GAINESVILLE, Fla. -- Florida coach Will Muschamp was already upset when he went looking for Jeff Driskel on the sideline to tell him he had to replace starter John Brantley, who had just gone down with an ankle injury.
He felt even worse when he found the freshman quarterback.
"[I told him] to get his helmet, and he gave me that look," Muschamp said. "I said, 'I'm serious. You've got to get your helmet.'"
Moments later, Driskel trotted onto the field to face an Alabama defense that had six players who would go on to be drafted in April. It did not go well. Driskel looked awful, and UF managed just 46 yards of total offense in the second half. The Gators lost 38-10.
Muschamp, Driskel and UF's players are getting a different Driskel on Saturday when he gets his first start in the No. 23-ranked Gators' (1-0, 0-0 SEC) game at Texas A&M (0-0). He's more comfortable, poised and certainly calmer than the guy who got overwhelmed by the situation he was thrust into in just his fourth collegiate game.
"I'm going to be much more confident just by knowing what to expect for them to throw at us and knowing what we're going to give to them," Driskel said.
It would be hard not to be more confident than he was against the Crimson Tide. He tried to appear confident, but his teammates could tell he wasn't up for what he was being asked to do.
"He came in there confident, but he was a freshman, and you can tell that he still had those little jitters in him," said guard Jon Halapio, who was in the huddle.
Halapio and tight end Jordan Reed don't remember whether Driskel stuttered when he called out the play, or whether he said anything to lighten the mood.
"He was nervous because he was a freshman and how he wasn't ready for that situation," Reed said. "I don't really remember that much. I just know that he was a little nervous, like anyone else would be."
A lot has changed for Driskel since then. He hurt his ankle against Alabama, and, although he finished the game, he lost his job as Brantley's backup to fellow freshman Jacoby Brissett, who got to campus seven months after he did.
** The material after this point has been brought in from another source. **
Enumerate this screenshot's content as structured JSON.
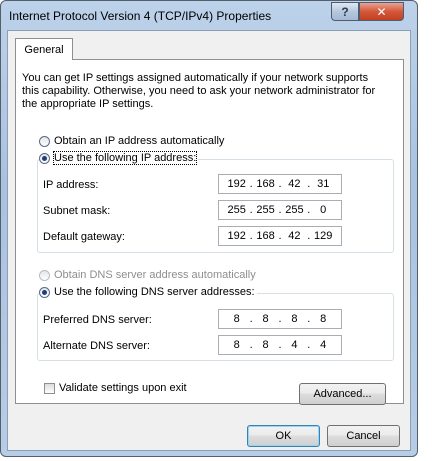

Brissett started UF's next two games (LSU and Auburn), but Driskel played the second half of the Auburn game.
That was the last time he saw the field in 2011.
"They [the coaches] thought that he was doing a little bit better job than me," Driskel said. "Obviously, it was tough, but I didn't let it get to me too much.
"At first, I was real upset and going through a little tough time, but having the support of family and friends [helped, and I] just stayed working hard."
Muschamp also said he has been impressed with the way Driskel handled the entire situation in 2011 -- enrolling in January, winning the backup job, getting thrust into action, getting injured and then getting benched -- as well as the competition with Brissett.
"I think that just maturity [has put Driskel in this position]," Muschamp said. "That position is difficult to play at any stage of your development, but it's really difficult to play as a freshman quarterback in the SEC. I think both of those guys were put in very difficult situations last year."
Driskel will be in another one Saturday. It's Texas A&M's season opener and the first game for the Aggies as a member of the SEC, so the atmosphere is going to be pretty hostile for the Gators. Nobody's worried about how Driskel will handle it, though.
"I think playing Alabama, for Jeff, broke that being shy, beat all the jitters [away]," Halapio said. "I think he got all that out of his system in the Alabama game. Coming into the huddle now, I feel like he's more prepared, more experienced and just a good player."